→ TASK:
In the data below, how many lines contain the string "visible"? Give only the number.

==== SUPPLIED INFORMATION

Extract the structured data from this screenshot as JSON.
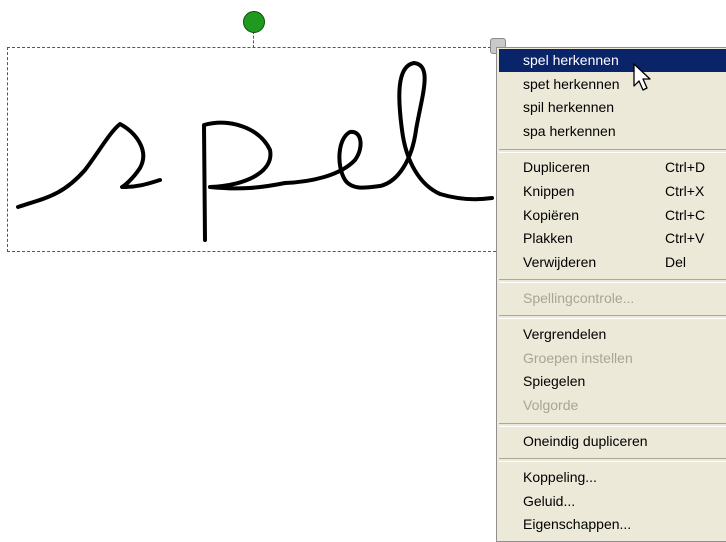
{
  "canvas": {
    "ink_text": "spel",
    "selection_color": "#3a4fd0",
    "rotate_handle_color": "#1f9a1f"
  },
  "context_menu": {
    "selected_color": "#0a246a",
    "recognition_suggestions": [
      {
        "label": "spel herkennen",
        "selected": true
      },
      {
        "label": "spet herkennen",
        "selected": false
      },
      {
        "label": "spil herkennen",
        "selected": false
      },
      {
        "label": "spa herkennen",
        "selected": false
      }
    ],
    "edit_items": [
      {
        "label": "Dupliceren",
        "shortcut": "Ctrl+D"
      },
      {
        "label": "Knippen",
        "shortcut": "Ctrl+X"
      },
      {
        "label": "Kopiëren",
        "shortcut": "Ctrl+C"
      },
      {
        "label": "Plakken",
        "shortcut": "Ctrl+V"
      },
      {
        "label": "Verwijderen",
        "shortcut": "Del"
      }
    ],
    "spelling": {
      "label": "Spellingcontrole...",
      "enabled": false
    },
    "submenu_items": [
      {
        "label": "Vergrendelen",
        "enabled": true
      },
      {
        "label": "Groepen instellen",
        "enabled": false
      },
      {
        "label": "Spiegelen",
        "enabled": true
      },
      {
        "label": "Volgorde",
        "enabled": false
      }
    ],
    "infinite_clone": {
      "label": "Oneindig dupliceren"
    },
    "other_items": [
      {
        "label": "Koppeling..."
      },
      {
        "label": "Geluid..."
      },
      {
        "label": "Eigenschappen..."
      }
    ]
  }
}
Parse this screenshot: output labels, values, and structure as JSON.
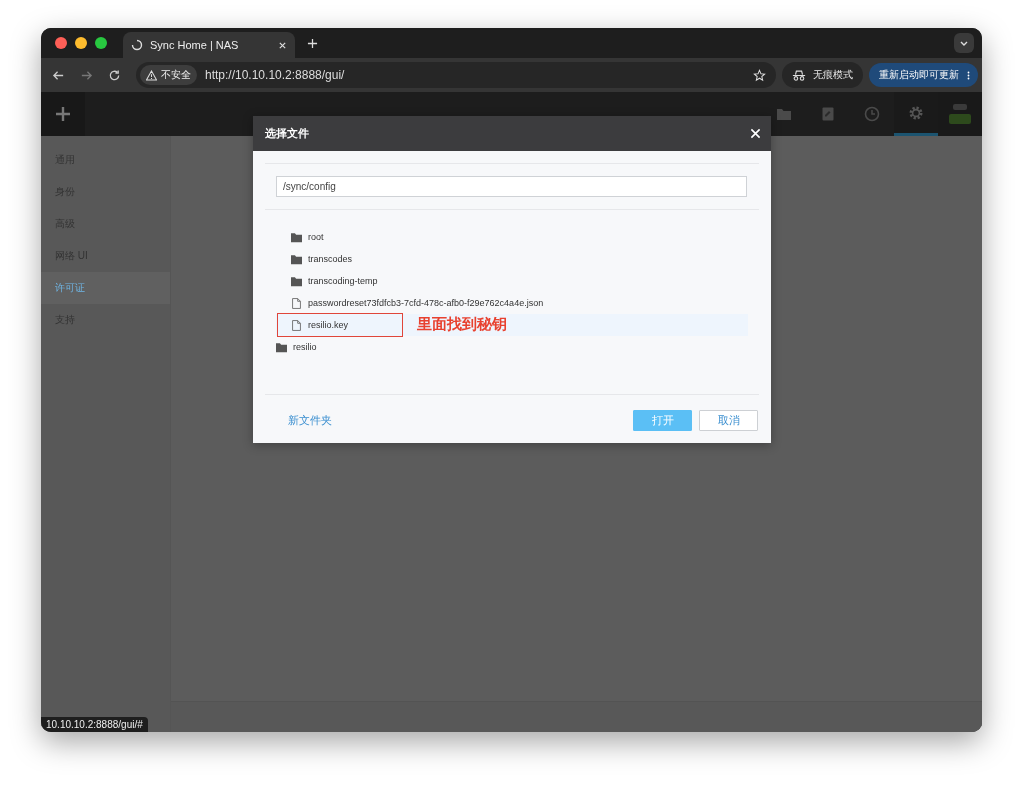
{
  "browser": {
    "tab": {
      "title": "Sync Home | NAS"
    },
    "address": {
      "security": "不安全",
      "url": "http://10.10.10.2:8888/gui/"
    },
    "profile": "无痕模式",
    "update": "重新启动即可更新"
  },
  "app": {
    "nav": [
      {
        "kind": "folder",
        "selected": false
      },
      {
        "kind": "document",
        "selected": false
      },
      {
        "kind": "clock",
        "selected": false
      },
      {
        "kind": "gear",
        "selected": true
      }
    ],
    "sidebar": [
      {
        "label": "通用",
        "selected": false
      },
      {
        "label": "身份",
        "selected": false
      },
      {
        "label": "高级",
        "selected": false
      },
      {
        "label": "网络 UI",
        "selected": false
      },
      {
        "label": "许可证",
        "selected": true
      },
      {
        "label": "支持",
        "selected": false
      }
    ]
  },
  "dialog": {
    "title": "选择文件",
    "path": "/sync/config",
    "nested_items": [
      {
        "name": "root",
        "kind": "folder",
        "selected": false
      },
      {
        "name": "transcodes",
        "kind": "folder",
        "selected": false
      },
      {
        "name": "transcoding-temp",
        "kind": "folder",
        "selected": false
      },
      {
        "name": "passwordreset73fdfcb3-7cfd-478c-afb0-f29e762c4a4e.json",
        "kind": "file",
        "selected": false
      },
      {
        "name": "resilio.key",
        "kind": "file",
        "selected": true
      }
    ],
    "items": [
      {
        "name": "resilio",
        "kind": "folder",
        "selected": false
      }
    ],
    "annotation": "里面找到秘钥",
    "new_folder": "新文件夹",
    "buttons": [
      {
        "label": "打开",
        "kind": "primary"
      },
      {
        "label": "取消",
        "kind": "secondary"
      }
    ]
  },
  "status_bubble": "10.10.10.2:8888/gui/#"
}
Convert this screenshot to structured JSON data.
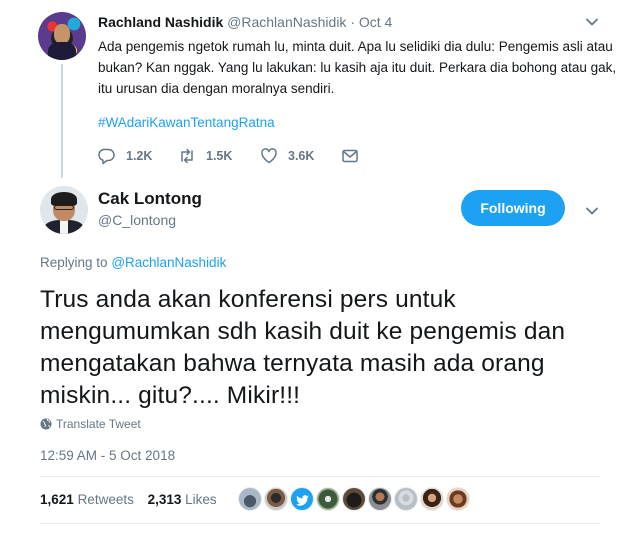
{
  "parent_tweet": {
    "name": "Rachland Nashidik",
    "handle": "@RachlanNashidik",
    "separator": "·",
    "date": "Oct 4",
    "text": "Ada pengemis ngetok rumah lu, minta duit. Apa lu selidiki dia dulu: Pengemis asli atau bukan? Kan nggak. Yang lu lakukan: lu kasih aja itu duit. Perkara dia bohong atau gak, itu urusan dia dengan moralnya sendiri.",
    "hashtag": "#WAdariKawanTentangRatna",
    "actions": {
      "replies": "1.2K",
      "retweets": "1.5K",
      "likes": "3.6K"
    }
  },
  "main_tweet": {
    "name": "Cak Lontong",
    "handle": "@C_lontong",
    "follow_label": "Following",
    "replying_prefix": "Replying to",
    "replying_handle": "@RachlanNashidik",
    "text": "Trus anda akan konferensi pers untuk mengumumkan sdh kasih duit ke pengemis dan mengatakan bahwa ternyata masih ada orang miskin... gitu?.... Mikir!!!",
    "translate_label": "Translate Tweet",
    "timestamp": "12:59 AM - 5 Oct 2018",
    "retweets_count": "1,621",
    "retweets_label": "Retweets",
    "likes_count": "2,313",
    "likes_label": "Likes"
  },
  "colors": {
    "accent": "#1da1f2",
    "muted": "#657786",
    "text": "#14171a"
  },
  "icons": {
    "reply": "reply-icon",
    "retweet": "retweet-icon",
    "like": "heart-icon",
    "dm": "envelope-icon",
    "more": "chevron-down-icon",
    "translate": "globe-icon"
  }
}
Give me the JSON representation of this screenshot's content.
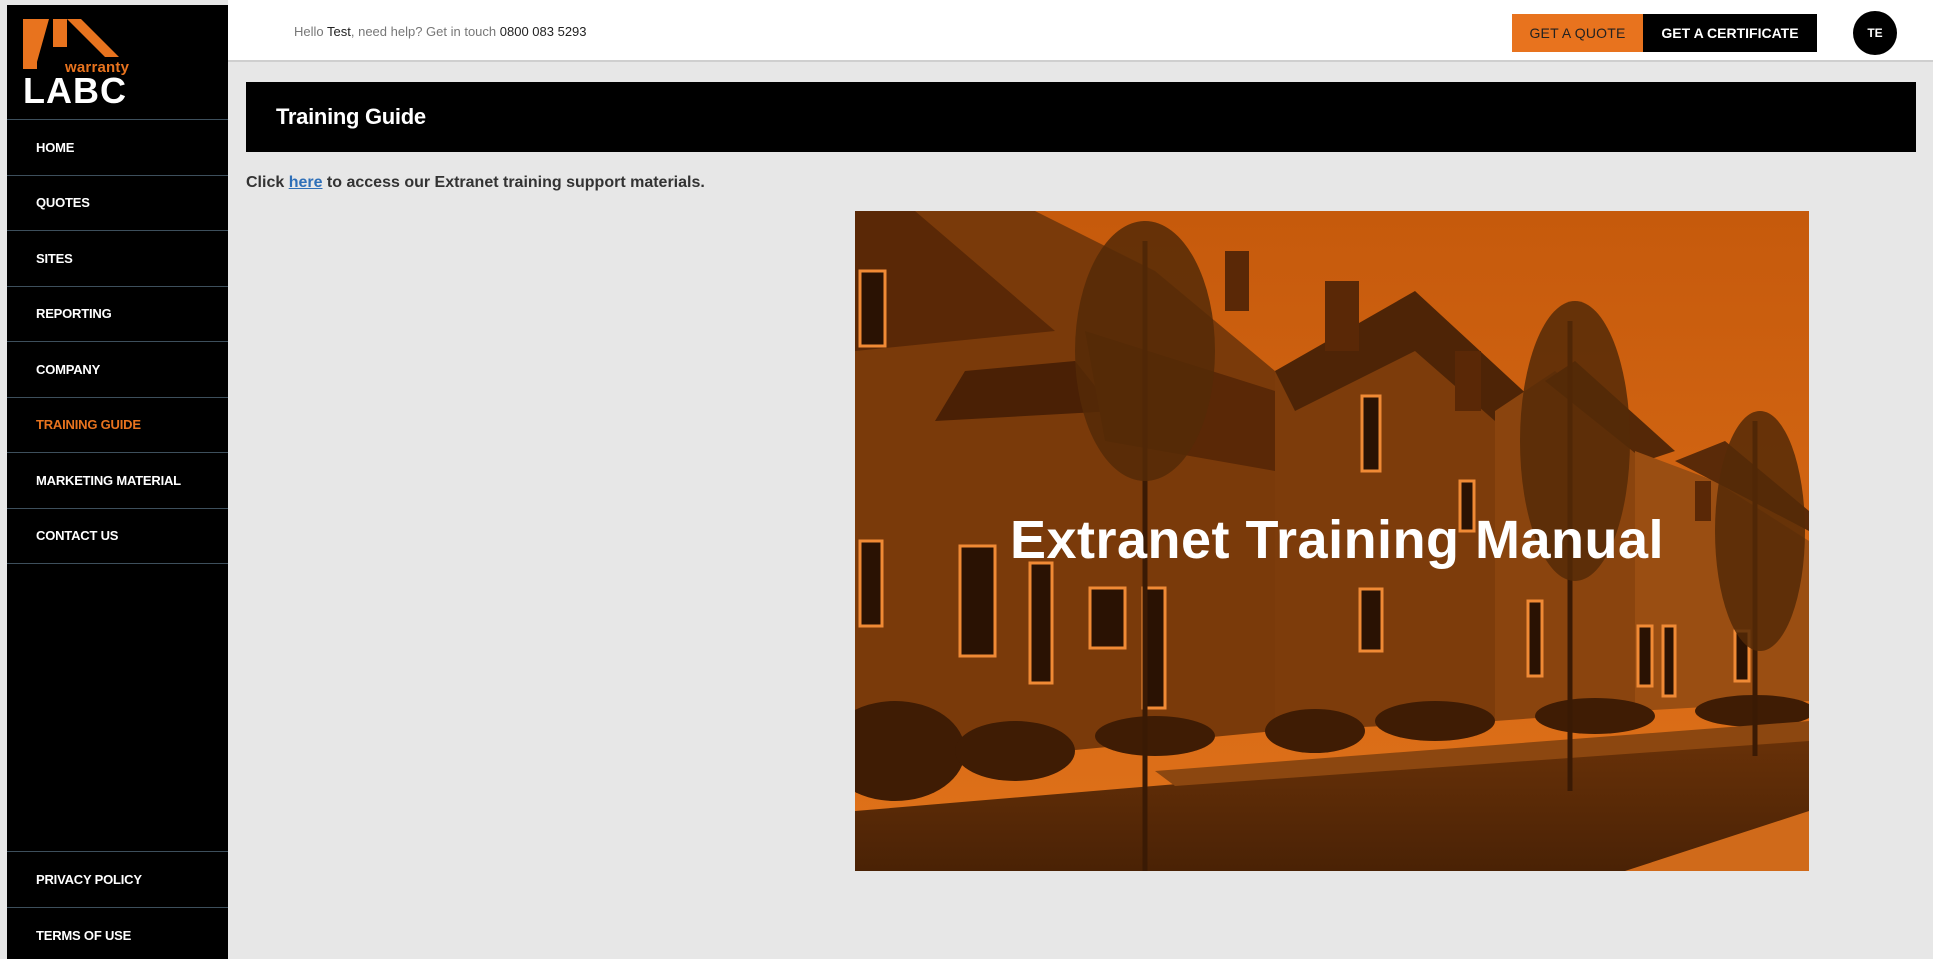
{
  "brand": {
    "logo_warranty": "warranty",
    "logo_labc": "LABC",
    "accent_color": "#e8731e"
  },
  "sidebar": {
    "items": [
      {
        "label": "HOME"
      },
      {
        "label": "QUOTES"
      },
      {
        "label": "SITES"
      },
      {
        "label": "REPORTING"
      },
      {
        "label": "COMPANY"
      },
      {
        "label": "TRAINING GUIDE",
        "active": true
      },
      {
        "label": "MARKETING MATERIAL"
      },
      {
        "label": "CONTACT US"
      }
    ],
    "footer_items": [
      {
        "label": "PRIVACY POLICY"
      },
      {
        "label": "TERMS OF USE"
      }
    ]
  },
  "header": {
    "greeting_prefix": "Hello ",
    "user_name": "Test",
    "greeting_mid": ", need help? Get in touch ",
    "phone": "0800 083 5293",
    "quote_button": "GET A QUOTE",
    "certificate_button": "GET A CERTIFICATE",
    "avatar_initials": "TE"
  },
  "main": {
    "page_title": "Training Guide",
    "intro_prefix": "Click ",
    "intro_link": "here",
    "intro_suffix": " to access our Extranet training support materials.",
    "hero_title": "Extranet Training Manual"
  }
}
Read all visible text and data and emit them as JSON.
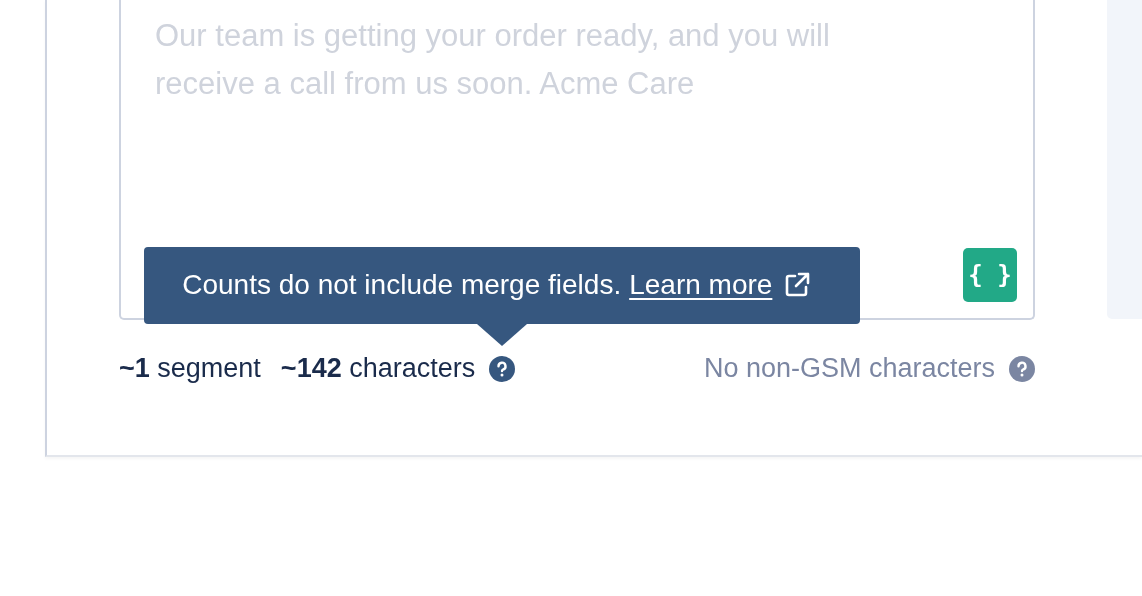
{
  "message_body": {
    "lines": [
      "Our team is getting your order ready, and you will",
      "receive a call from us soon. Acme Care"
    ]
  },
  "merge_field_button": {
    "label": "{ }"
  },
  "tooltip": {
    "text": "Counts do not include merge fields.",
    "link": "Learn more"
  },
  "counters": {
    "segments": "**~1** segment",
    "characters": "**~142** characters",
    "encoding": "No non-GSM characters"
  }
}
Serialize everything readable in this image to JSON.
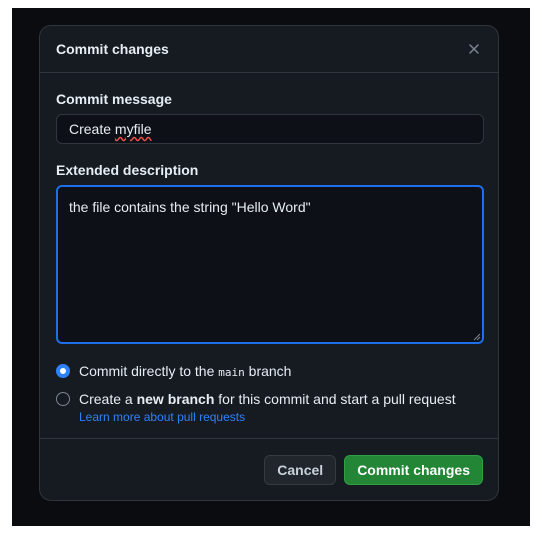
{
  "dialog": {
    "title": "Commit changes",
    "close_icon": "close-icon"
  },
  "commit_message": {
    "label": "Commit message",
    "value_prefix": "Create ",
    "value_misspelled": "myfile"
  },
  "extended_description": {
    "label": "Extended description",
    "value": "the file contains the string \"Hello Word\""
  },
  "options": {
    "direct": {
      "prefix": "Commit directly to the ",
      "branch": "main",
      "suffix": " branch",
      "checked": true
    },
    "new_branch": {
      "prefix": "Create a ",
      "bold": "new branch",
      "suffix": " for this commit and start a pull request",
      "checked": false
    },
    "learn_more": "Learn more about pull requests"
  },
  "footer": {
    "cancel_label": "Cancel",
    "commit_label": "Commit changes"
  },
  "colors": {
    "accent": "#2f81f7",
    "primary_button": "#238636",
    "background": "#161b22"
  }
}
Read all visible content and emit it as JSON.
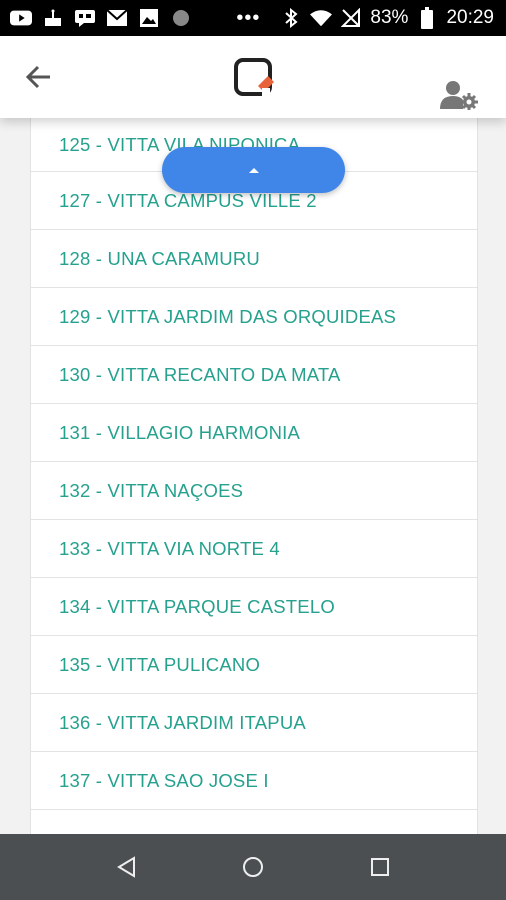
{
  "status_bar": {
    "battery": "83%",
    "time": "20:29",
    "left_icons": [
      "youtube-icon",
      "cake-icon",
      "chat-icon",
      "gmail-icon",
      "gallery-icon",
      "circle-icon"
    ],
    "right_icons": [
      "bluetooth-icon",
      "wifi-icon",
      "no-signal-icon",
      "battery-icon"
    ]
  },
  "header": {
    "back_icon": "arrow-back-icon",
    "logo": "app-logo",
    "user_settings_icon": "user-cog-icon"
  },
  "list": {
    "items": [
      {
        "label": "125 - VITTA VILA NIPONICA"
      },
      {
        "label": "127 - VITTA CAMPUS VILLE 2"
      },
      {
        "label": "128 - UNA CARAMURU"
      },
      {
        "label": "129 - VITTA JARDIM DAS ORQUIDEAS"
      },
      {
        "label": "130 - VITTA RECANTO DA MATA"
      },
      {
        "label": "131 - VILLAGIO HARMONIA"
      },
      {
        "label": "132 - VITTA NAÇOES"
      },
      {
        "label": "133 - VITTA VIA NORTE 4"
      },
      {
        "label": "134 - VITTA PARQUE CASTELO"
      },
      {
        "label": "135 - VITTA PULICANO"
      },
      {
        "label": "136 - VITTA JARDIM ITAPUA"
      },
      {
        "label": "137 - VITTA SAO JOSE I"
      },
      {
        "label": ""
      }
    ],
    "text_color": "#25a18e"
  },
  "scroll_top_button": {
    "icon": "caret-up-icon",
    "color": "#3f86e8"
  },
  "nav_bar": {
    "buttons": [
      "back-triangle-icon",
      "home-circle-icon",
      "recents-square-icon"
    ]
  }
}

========

→ RESPONSE:
2